* [AIM OF THE TASK]: Without the pictures, can you quote each line below exactly?

== RECORDED DATA

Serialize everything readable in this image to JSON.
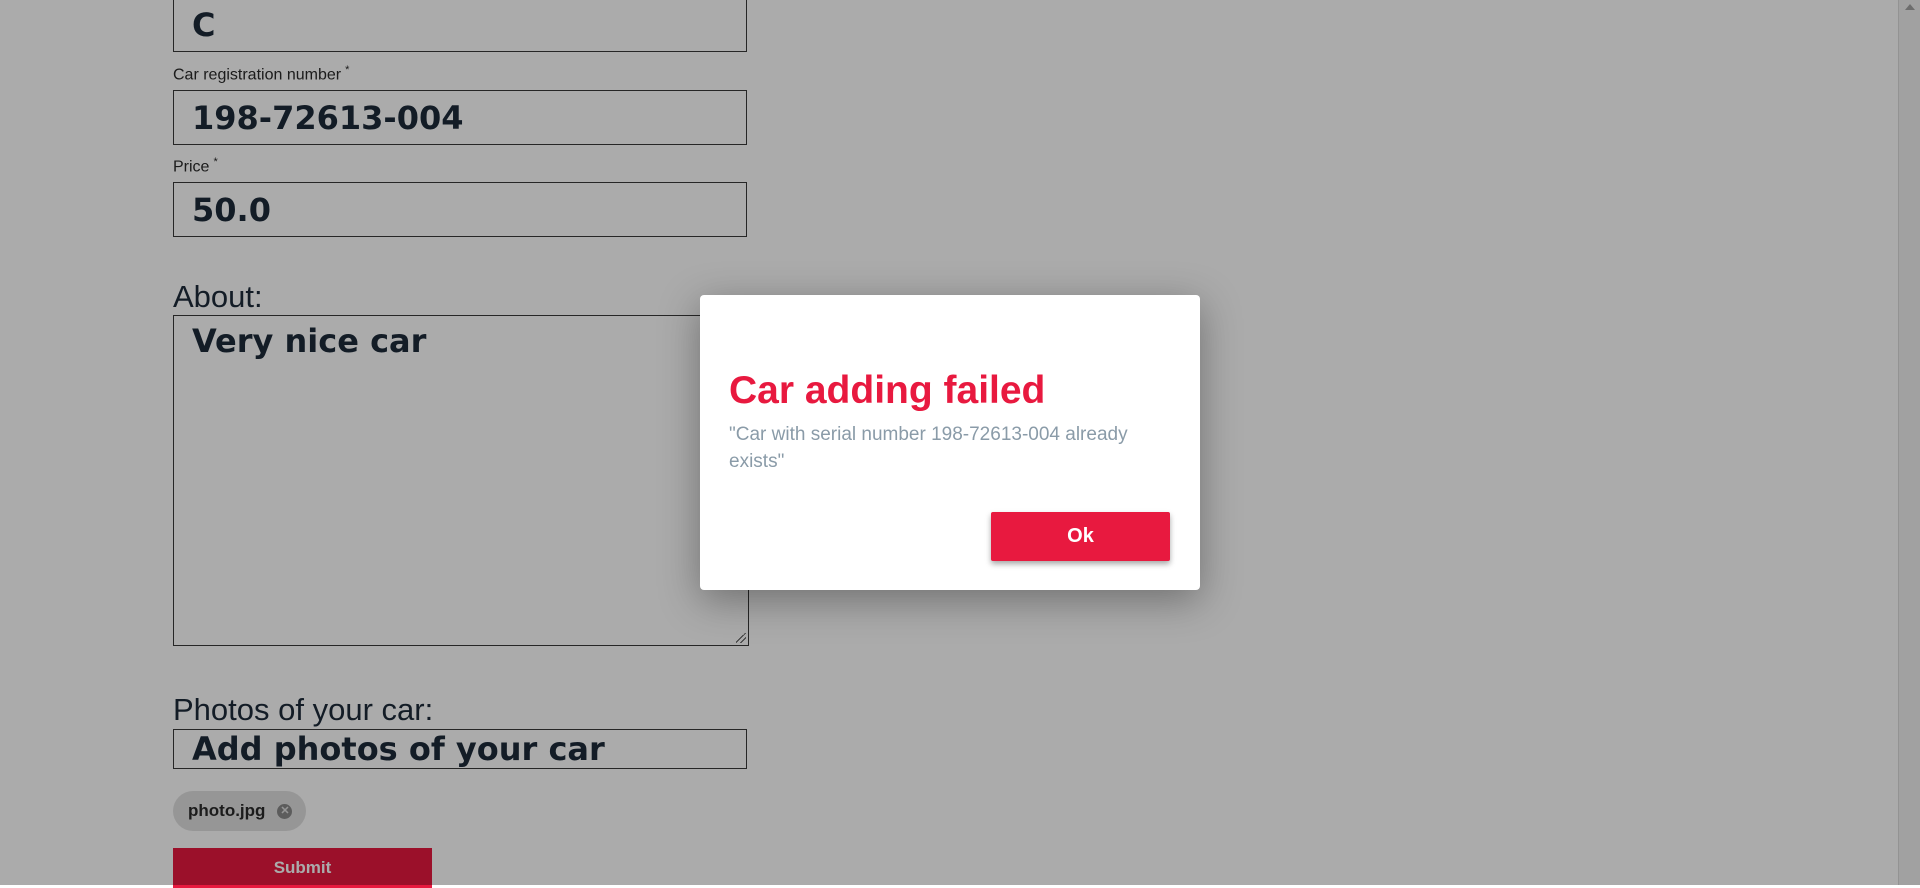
{
  "form": {
    "top_field_value": "C",
    "registration_label": "Car registration number",
    "registration_required_mark": "*",
    "registration_value": "198-72613-004",
    "price_label": "Price",
    "price_required_mark": "*",
    "price_value": "50.0",
    "about_label": "About:",
    "about_value": "Very nice car",
    "photos_label": "Photos of your car:",
    "photos_placeholder": "Add photos of your car",
    "photo_chip": "photo.jpg",
    "submit_label": "Submit"
  },
  "dialog": {
    "title": "Car adding failed",
    "message": "\"Car with serial number 198-72613-004 already exists\"",
    "ok_label": "Ok"
  },
  "icons": {
    "chip_remove": "close-circle-icon",
    "scroll_up": "scroll-up-arrow-icon",
    "resize": "resize-grip-icon"
  },
  "colors": {
    "accent": "#e8193f",
    "text": "#1d2b3a",
    "message": "#8a9ba8"
  }
}
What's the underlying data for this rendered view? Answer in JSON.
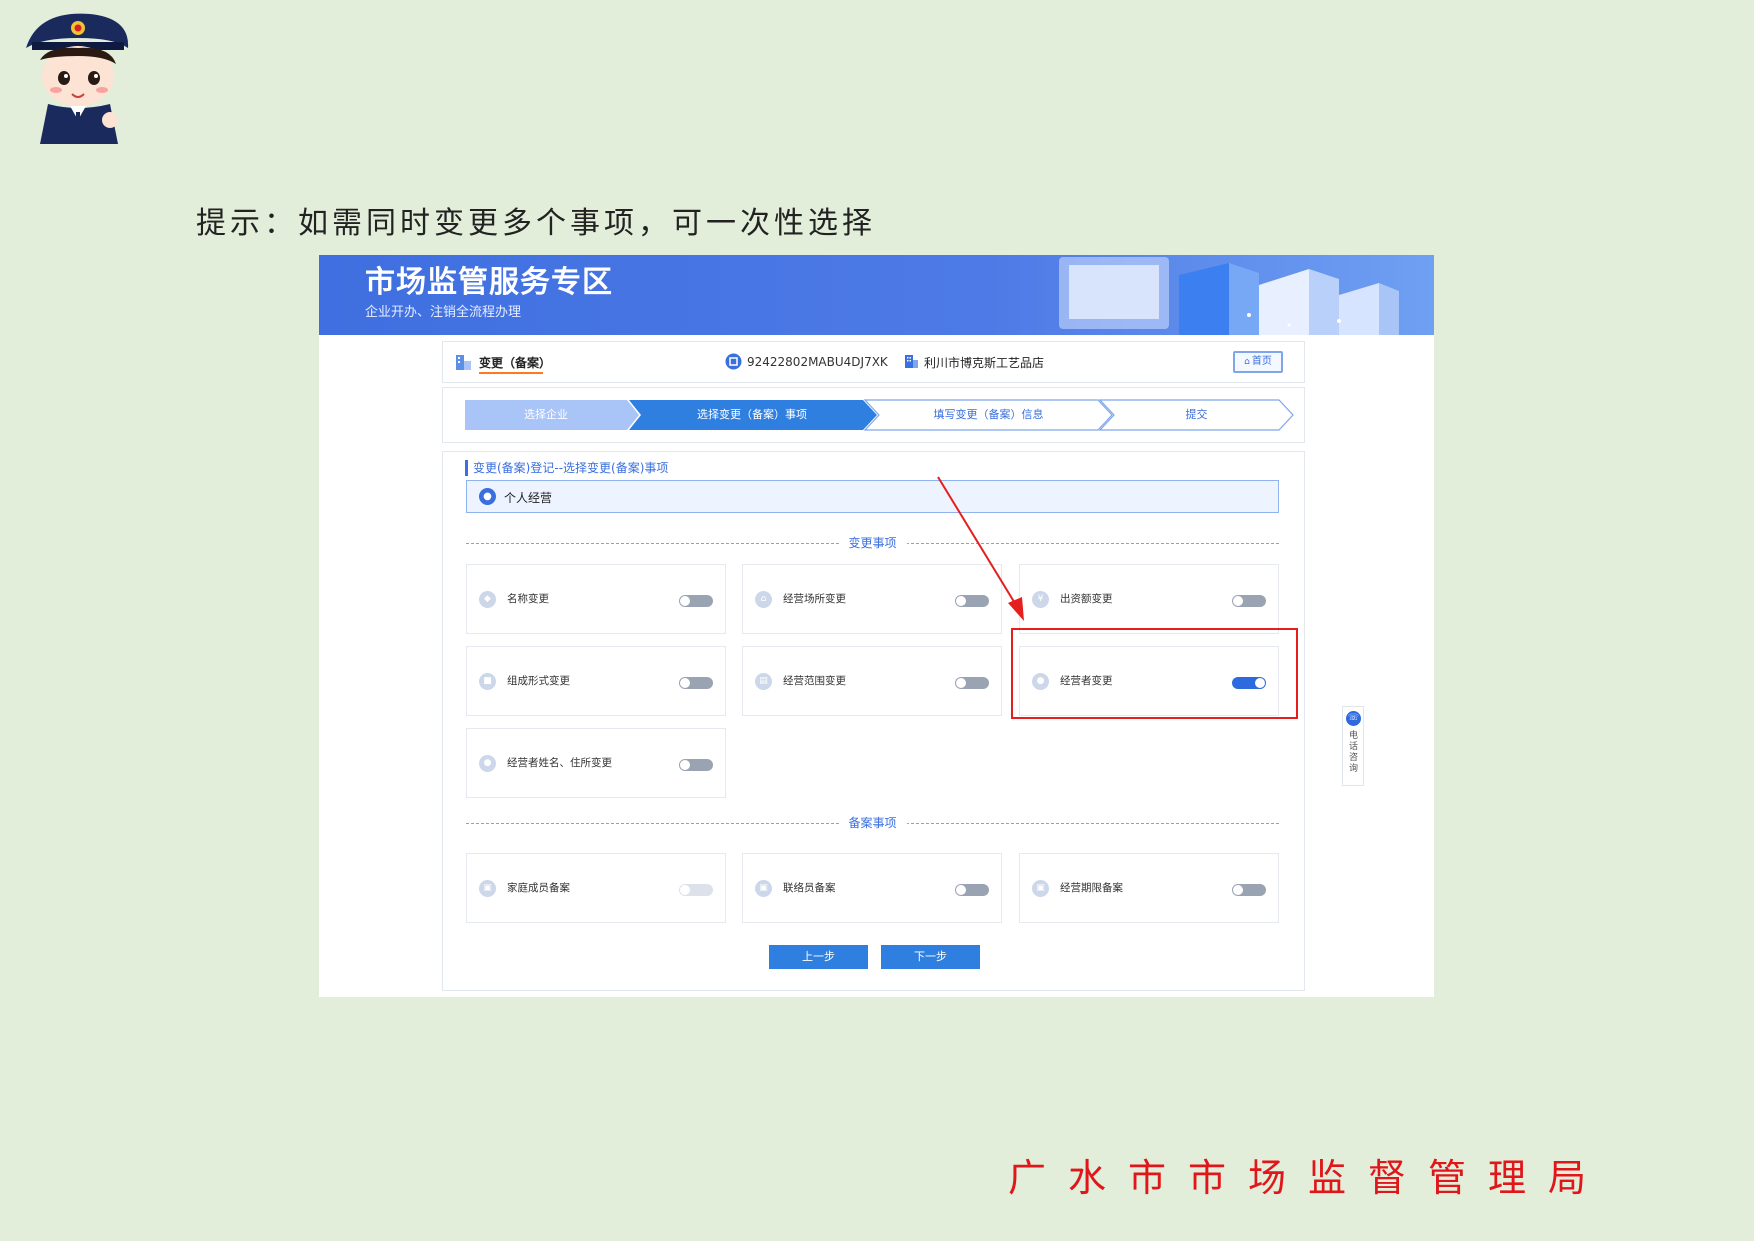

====

* [YOUR SOLUTION]:
Serialize everything readable in this image to JSON.
{
  "form": {
    "top_field_value": "C",
    "registration_label": "Car registration number",
    "registration_required_mark": "*",
    "registration_value": "198-72613-004",
    "price_label": "Price",
    "price_required_mark": "*",
    "price_value": "50.0",
    "about_label": "About:",
    "about_value": "Very nice car",
    "photos_label": "Photos of your car:",
    "photos_placeholder": "Add photos of your car",
    "photo_chip": "photo.jpg",
    "submit_label": "Submit"
  },
  "dialog": {
    "title": "Car adding failed",
    "message": "\"Car with serial number 198-72613-004 already exists\"",
    "ok_label": "Ok"
  },
  "icons": {
    "chip_remove": "close-circle-icon",
    "scroll_up": "scroll-up-arrow-icon",
    "resize": "resize-grip-icon"
  },
  "colors": {
    "accent": "#e8193f",
    "text": "#1d2b3a",
    "message": "#8a9ba8"
  }
}
What's the underlying data for this rendered view? Answer in JSON.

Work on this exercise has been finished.